Generation X: Bad Parents?

The over-scheduling, over-achieving and stressed-out parenting style that has been the hallmark of the Boomer (born 1943-1960) generation may finally be coming to a close now that Generation X (born 1961-1981) is fully taking over as parent of young children. There is a backlash developing in the form of the “Bad Parent” who isn’t willing to sacrifice everything to be the perfect Mom or Dad. And, like everything suggested by Generation X it was initially reviled but now starting to gain acceptance. This short (2.5 minute) video on CNN give a quick picture of the shift:

While they seem to understand that the parenting style so dominant when the Millennials (born 1982-200?) is coming to a close, there is little awareness of what comes next. The Boomers dove into parenting like everything else they did, with idealism and righteousness. By the time that Gen X’er started to have kids they got overwhelmed with the expectations (that were unrealistic, especially for Moms) and are finally starting to rebel.

All of this makes sense in generational terms, but the thing that is being missed is the parenting style that will dominate for the next 20 years. According to Strauss and Howe’s generational theory, the next “cohort” or generation began a few years ago, perhaps in 2003, perhaps in 2005 (that will become clearer in time). The next generation (that they have named “Homelander” for now) will be raised very differently than the previous generation (the Millennials). The Homelanders will be raised during a massive crisis, much like the Great Depression and WWII that was faced 80+ years ago. This period of crisis is known as the “Fourth Turning” (the title of one of Strauss and Howe’s best, but  most difficult, books). We are at the start of the Crisis/Fourth Turning right now (they call it the Millennial Crisis) and it will likely last until 2025.

So how will Gen X’ers (and eventually Millennials) parent during this Fourth Turning? Probably in the same way that the Lost Generation (born 1883-1900) and GI Generation (born 1901-1924) did in the 1930’s: by protecting the children from the chaos in the world. This protection will go completely overboard in the upcoming years and the kids will end up in ridiculously cloistered environments (“They stroll in sidewalk versions of sport utility vehicles, learn to swim in U.V. protective full-body suits.” from a recent NYTimes article) and will probably turn out much like their grandparents, from the Silent Generation (born 1925-1942). As usual, most institutions (schools in particular) won’t be prepared for this shift and will assume what worked for the previous batch of kids (Millennials) will work with this bunch as well. The result will be a very challenging time for schools (and eventually companies) as these stifled, conformist and compliant kids move up through the years.

Of course, as I have mentioned before, their parents (Gen X’ers) will be entirely different (and more difficult) matter…

Generation X as Parents: Wildly Overprotective

Photo Credit:  Pak Gwei
Generation X’er are definitely over-protective when it comes to their kids. But do they give a damn about anyone else’s kids?

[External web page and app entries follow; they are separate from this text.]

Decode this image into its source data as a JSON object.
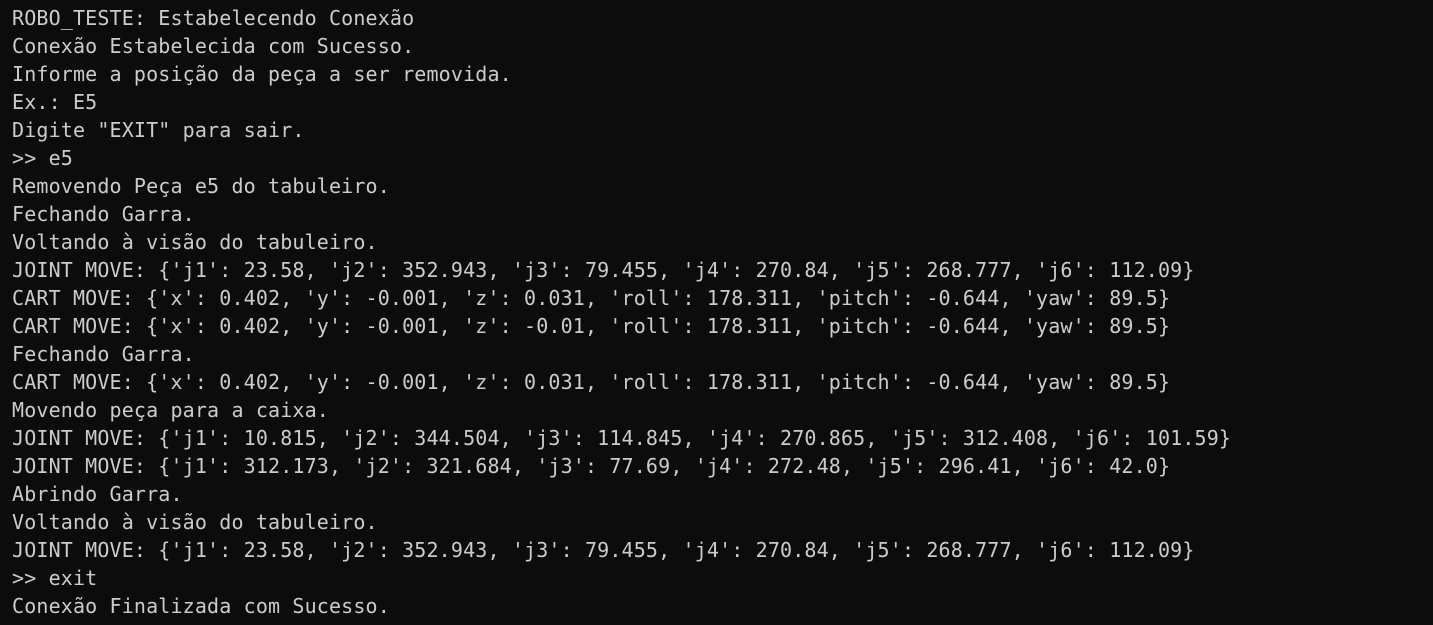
{
  "terminal": {
    "lines": [
      "ROBO_TESTE: Estabelecendo Conexão",
      "Conexão Estabelecida com Sucesso.",
      "Informe a posição da peça a ser removida.",
      "Ex.: E5",
      "Digite \"EXIT\" para sair.",
      ">> e5",
      "Removendo Peça e5 do tabuleiro.",
      "Fechando Garra.",
      "Voltando à visão do tabuleiro.",
      "JOINT MOVE: {'j1': 23.58, 'j2': 352.943, 'j3': 79.455, 'j4': 270.84, 'j5': 268.777, 'j6': 112.09}",
      "CART MOVE: {'x': 0.402, 'y': -0.001, 'z': 0.031, 'roll': 178.311, 'pitch': -0.644, 'yaw': 89.5}",
      "CART MOVE: {'x': 0.402, 'y': -0.001, 'z': -0.01, 'roll': 178.311, 'pitch': -0.644, 'yaw': 89.5}",
      "Fechando Garra.",
      "CART MOVE: {'x': 0.402, 'y': -0.001, 'z': 0.031, 'roll': 178.311, 'pitch': -0.644, 'yaw': 89.5}",
      "Movendo peça para a caixa.",
      "JOINT MOVE: {'j1': 10.815, 'j2': 344.504, 'j3': 114.845, 'j4': 270.865, 'j5': 312.408, 'j6': 101.59}",
      "JOINT MOVE: {'j1': 312.173, 'j2': 321.684, 'j3': 77.69, 'j4': 272.48, 'j5': 296.41, 'j6': 42.0}",
      "Abrindo Garra.",
      "Voltando à visão do tabuleiro.",
      "JOINT MOVE: {'j1': 23.58, 'j2': 352.943, 'j3': 79.455, 'j4': 270.84, 'j5': 268.777, 'j6': 112.09}",
      ">> exit",
      "Conexão Finalizada com Sucesso."
    ]
  }
}
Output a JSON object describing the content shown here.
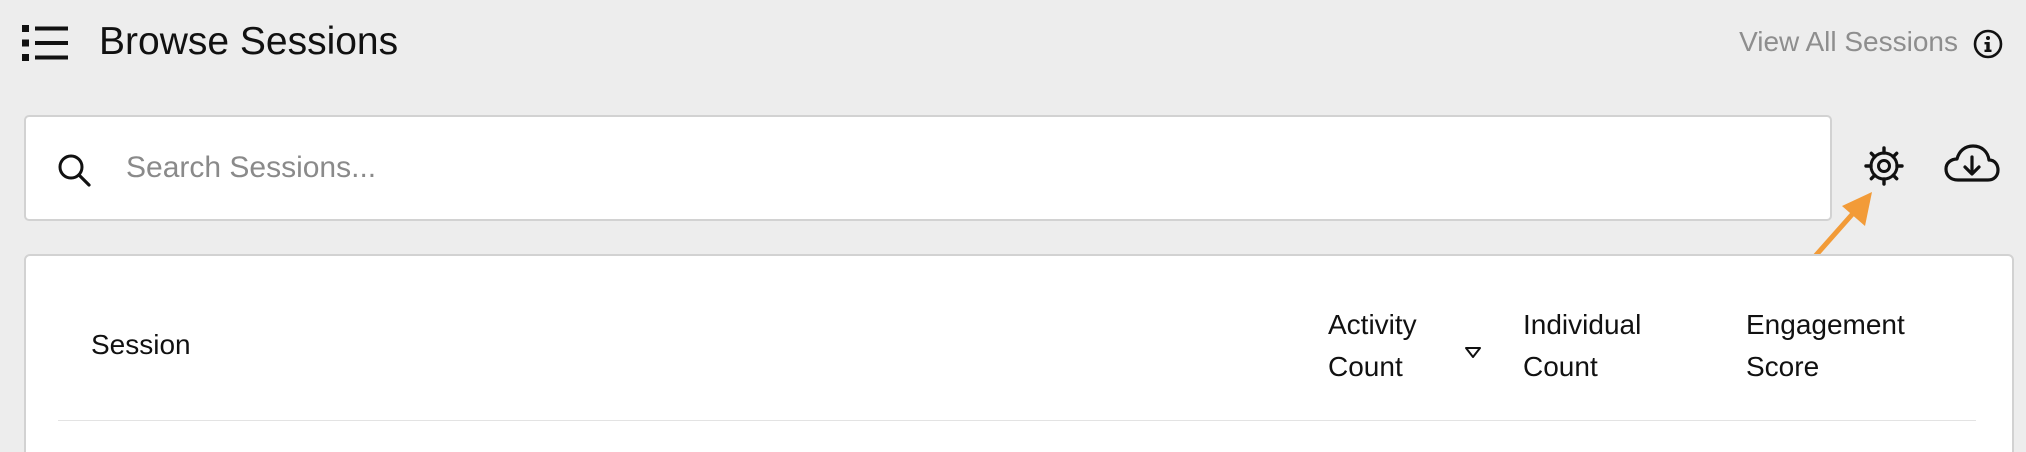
{
  "header": {
    "title": "Browse Sessions",
    "view_all_label": "View All Sessions",
    "menu_icon": "list-icon",
    "info_icon": "info-icon"
  },
  "search": {
    "placeholder": "Search Sessions...",
    "value": "",
    "icon": "search-icon"
  },
  "toolbar": {
    "settings_icon": "gear-icon",
    "download_icon": "cloud-download-icon"
  },
  "annotation": {
    "color": "#f29b38"
  },
  "table": {
    "columns": [
      {
        "line1": "Session",
        "line2": ""
      },
      {
        "line1": "Activity",
        "line2": "Count",
        "sort": "descending"
      },
      {
        "line1": "Individual",
        "line2": "Count"
      },
      {
        "line1": "Engagement",
        "line2": "Score"
      }
    ]
  }
}
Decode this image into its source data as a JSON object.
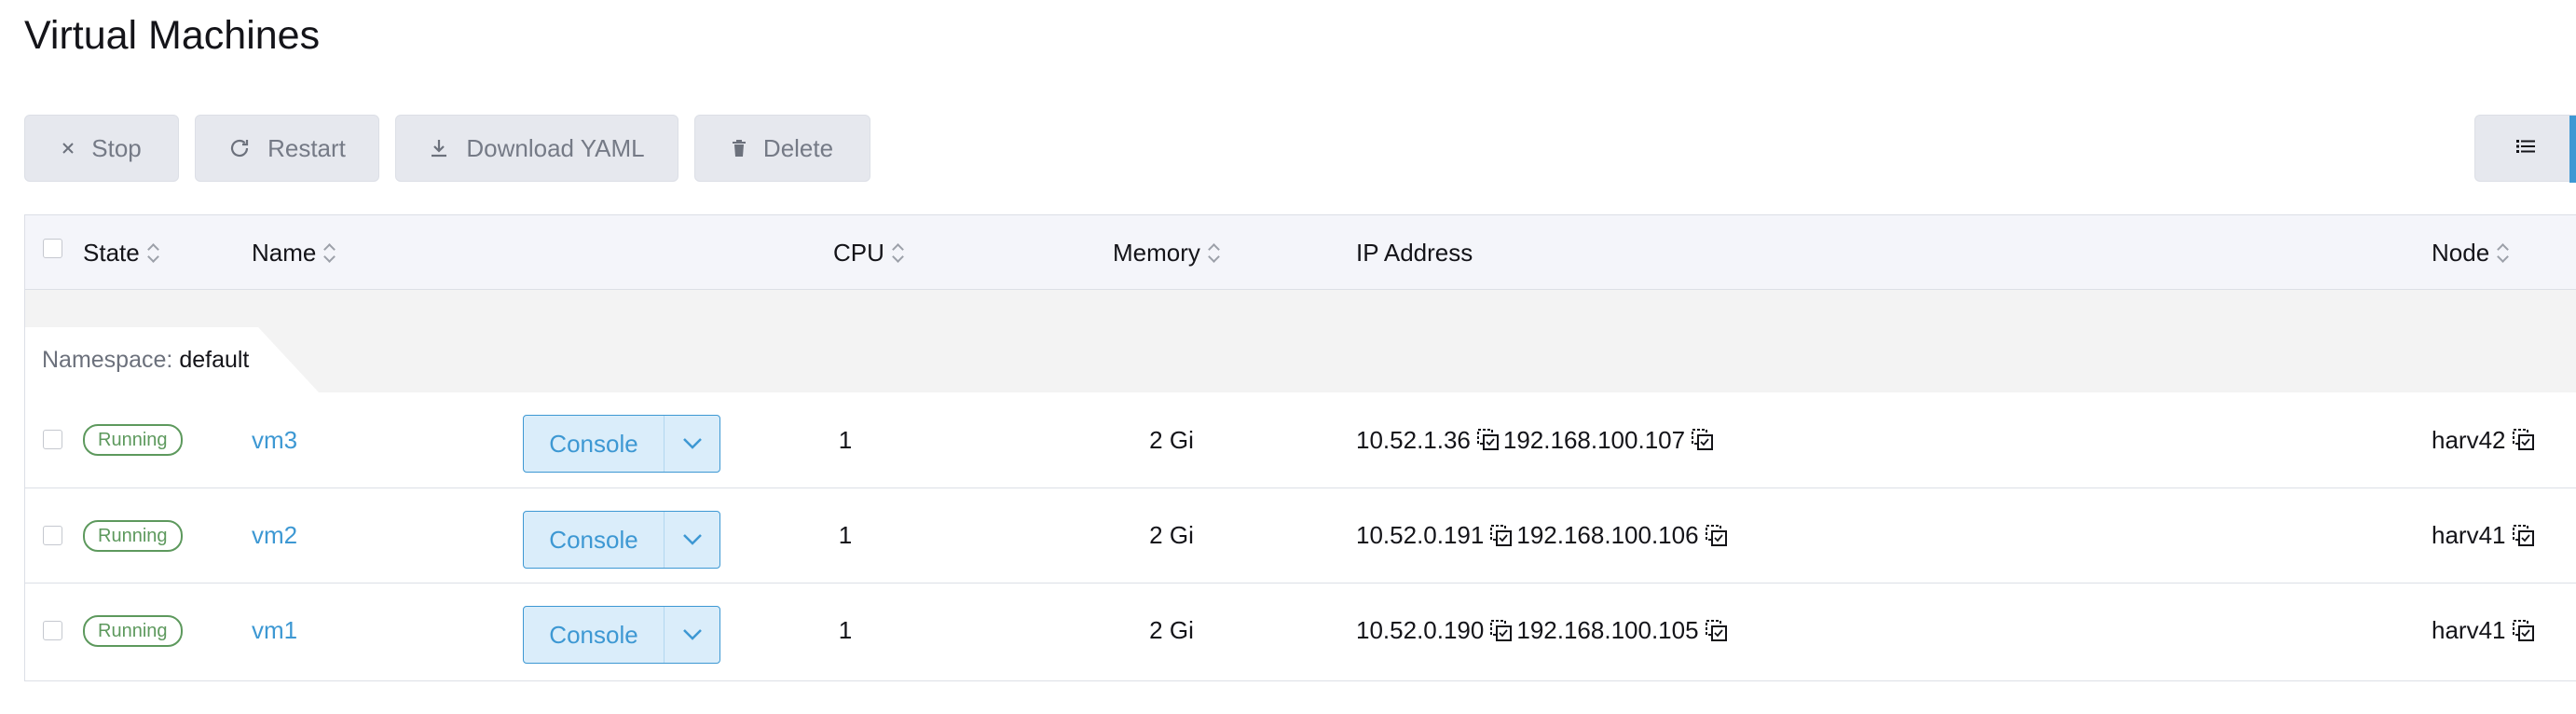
{
  "page": {
    "title": "Virtual Machines"
  },
  "toolbar": {
    "stop_label": "Stop",
    "restart_label": "Restart",
    "download_yaml_label": "Download YAML",
    "delete_label": "Delete"
  },
  "table": {
    "columns": {
      "state": "State",
      "name": "Name",
      "cpu": "CPU",
      "memory": "Memory",
      "ip_address": "IP Address",
      "node": "Node"
    },
    "group": {
      "namespace_label": "Namespace:",
      "namespace_value": "default"
    },
    "rows": [
      {
        "state": "Running",
        "name": "vm3",
        "action": "Console",
        "cpu": "1",
        "memory": "2 Gi",
        "ip1": "10.52.1.36",
        "ip2": "192.168.100.107",
        "node": "harv42"
      },
      {
        "state": "Running",
        "name": "vm2",
        "action": "Console",
        "cpu": "1",
        "memory": "2 Gi",
        "ip1": "10.52.0.191",
        "ip2": "192.168.100.106",
        "node": "harv41"
      },
      {
        "state": "Running",
        "name": "vm1",
        "action": "Console",
        "cpu": "1",
        "memory": "2 Gi",
        "ip1": "10.52.0.190",
        "ip2": "192.168.100.105",
        "node": "harv41"
      }
    ]
  },
  "colors": {
    "accent": "#3d98d3",
    "running": "#5d995d",
    "button_bg": "#e6e8ee",
    "header_bg": "#f4f5fa"
  },
  "icons": {
    "stop": "close-icon",
    "restart": "refresh-icon",
    "download": "download-icon",
    "delete": "trash-icon",
    "view": "list-icon",
    "sort": "sort-icon",
    "copy": "copy-icon",
    "dropdown": "chevron-down-icon"
  }
}
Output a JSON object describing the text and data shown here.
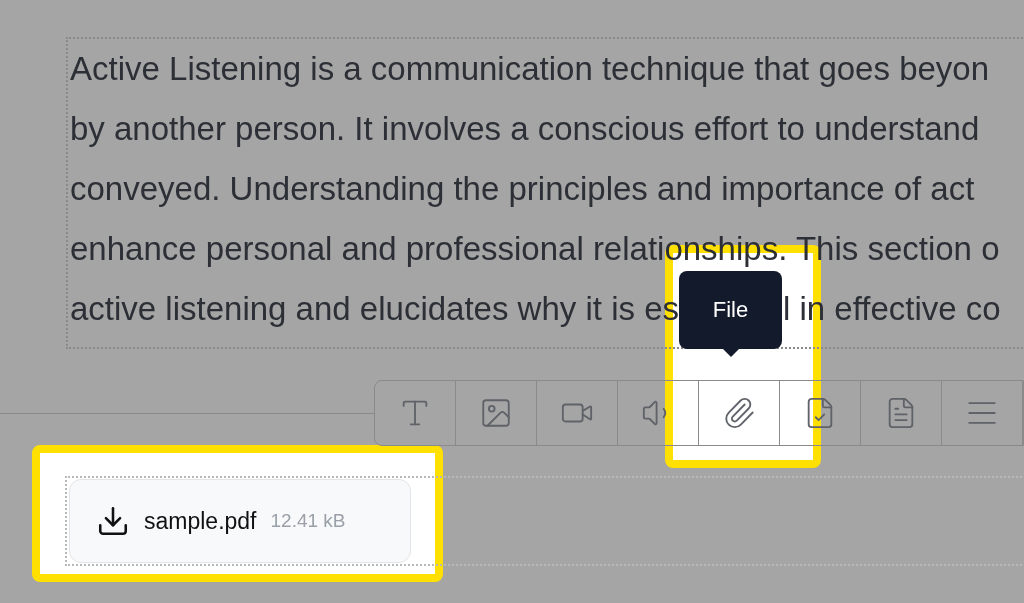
{
  "editor": {
    "lines": [
      "Active Listening is a communication technique that goes beyon",
      "by another person. It involves a conscious effort to understand",
      "conveyed. Understanding the principles and importance of act",
      "enhance personal and professional relationships. This section o"
    ],
    "last_line": [
      "active listening and elucidates why it is es",
      "l in effective co"
    ]
  },
  "toolbar": {
    "tools": [
      {
        "kind": "text"
      },
      {
        "kind": "image"
      },
      {
        "kind": "video"
      },
      {
        "kind": "audio"
      },
      {
        "kind": "attachment"
      },
      {
        "kind": "quiz"
      },
      {
        "kind": "document"
      },
      {
        "kind": "list"
      }
    ],
    "tooltip": "File"
  },
  "attachment": {
    "name": "sample.pdf",
    "size": "12.41 kB"
  }
}
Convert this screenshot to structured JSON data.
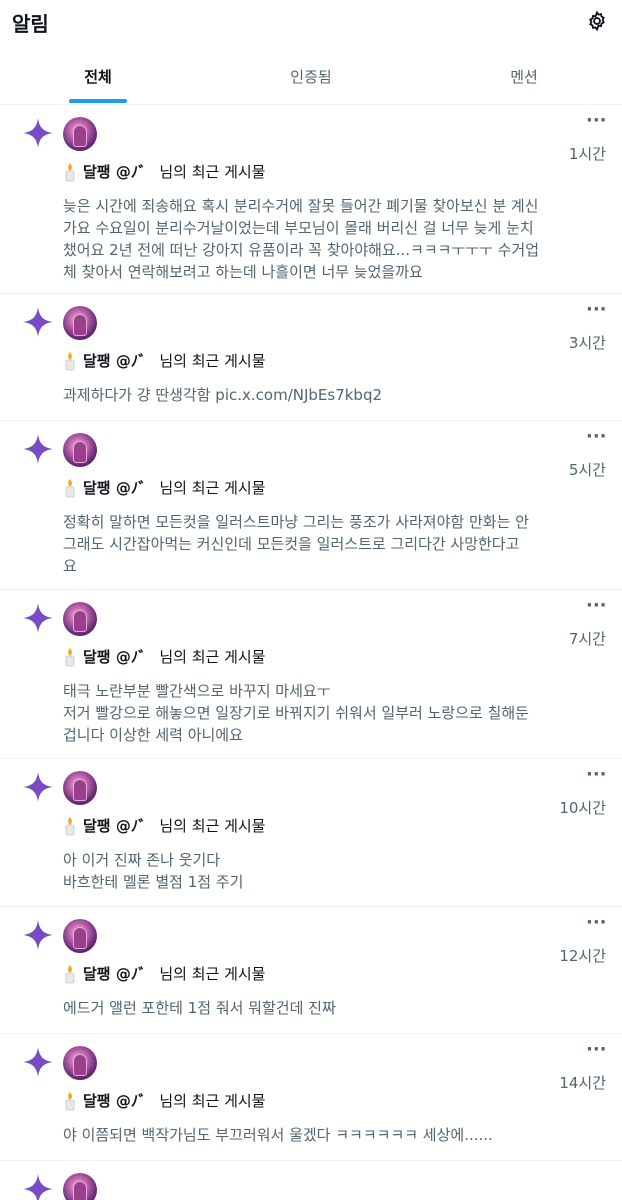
{
  "header": {
    "title": "알림",
    "settings_icon": "gear-icon"
  },
  "tabs": [
    {
      "label": "전체",
      "active": true
    },
    {
      "label": "인증됨",
      "active": false
    },
    {
      "label": "멘션",
      "active": false
    }
  ],
  "notifications": [
    {
      "time": "1시간",
      "user": "달팽 @ﾉ゛",
      "suffix": "님의 최근 게시물",
      "text": "늦은 시간에 죄송해요 혹시 분리수거에 잘못 들어간 폐기물 찾아보신 분 계신\n가요 수요일이 분리수거날이었는데 부모님이 몰래 버리신 걸 너무 늦게 눈치\n챘어요 2년 전에 떠난 강아지 유품이라 꼭 찾아야해요...ㅋㅋㅋㅜㅜㅜ 수거업\n체 찾아서 연락해보려고 하는데 나흘이면 너무 늦었을까요"
    },
    {
      "time": "3시간",
      "user": "달팽 @ﾉ゛",
      "suffix": "님의 최근 게시물",
      "text": "과제하다가 걍 딴생각함 pic.x.com/NJbEs7kbq2"
    },
    {
      "time": "5시간",
      "user": "달팽 @ﾉ゛",
      "suffix": "님의 최근 게시물",
      "text": "정확히 말하면 모든컷을 일러스트마냥 그리는 풍조가 사라져야함 만화는 안\n그래도 시간잡아먹는 커신인데 모든컷을 일러스트로 그리다간 사망한다고\n요"
    },
    {
      "time": "7시간",
      "user": "달팽 @ﾉ゛",
      "suffix": "님의 최근 게시물",
      "text": "태극 노란부분 빨간색으로 바꾸지 마세요ㅜ\n저거 빨강으로 해놓으면 일장기로 바꿔지기 쉬워서 일부러 노랑으로 칠해둔\n겁니다 이상한 세력 아니에요"
    },
    {
      "time": "10시간",
      "user": "달팽 @ﾉ゛",
      "suffix": "님의 최근 게시물",
      "text": "아 이거 진짜 존나 웃기다\n바흐한테 멜론 별점 1점 주기"
    },
    {
      "time": "12시간",
      "user": "달팽 @ﾉ゛",
      "suffix": "님의 최근 게시물",
      "text": "에드거 앨런 포한테 1점 줘서 뭐할건데 진짜"
    },
    {
      "time": "14시간",
      "user": "달팽 @ﾉ゛",
      "suffix": "님의 최근 게시물",
      "text": "야 이쯤되면 백작가님도 부끄러워서 울겠다 ㅋㅋㅋㅋㅋㅋ 세상에......"
    },
    {
      "time": "",
      "user": "",
      "suffix": "",
      "text": ""
    }
  ],
  "colors": {
    "accent": "#1d9bf0",
    "sparkle": "#794bc4",
    "muted": "#536471"
  }
}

This interesting article in MSN by Susan Gregory Thomas describes parent’s attitudes today. The article makes some great points about the nature of Generation X’ers of parents, but I think it misses the marks in regards to their children.

A couple particularly good quotes:

“Generation X parents seem to have mistaken emotional ‘enmeshment’ for ‘attachment parenting,’”


“Our parents, the Boomers, didn’t pay so much attention to us — they were getting divorced and working and respecting independence, so they left us a lot of times to Scooby Doo,” says Calhoun. “But we’re going a bit far in the other direction and paying so much attention that we’re picking up on every blip in our kids’ whims.”

(note that many parents of Gen X’ers were actually of the Silent generation born 1925-1942)

But this one totally misses the point:

As for today’s little kids? “No one will want to hire them,” says Brody. That’s not an encouraging thought, especially in these economic times.

The kids described in the article are the generation AFTER the Millennials (born 1981-200?), tentatively known as “Homelanders” (born after 2003 or so). They are likely to follow in the footsteps of the Silent Generation by becoming conformist young adults. How is this possible? Consider that most Gen X parents are not particularly permissive with their children. They often enforce strict rules and boundaries for thier kids inside and outside the home. But Gen X parents don’t really care what society thinks about their parenting or whether their kids obey society’s rules.  So the kids get two messages: my parents will protect me from the outside world as long as I follow their rules (and they will be there to enforce them).

The message that Gen X’ers give their kids is, “Follow MY rules and there will be a good outcome”. Once translated into an adult mentality (in the Homelanders) that sounds a lot like a recipe for conformity (“Follow the BOSS’s rules and there will be a good outcome”). I think that some of the psych’s interviewed are confusing the permissiveness of the Silents and Boomers with the “I don’t give a damn what anyone thinks” of the X’ers. Just because we don’t care whether Johnny takes away your kid’s toy, doesn’t mean we are permissive: it means we don’t give a damn about YOUR kid.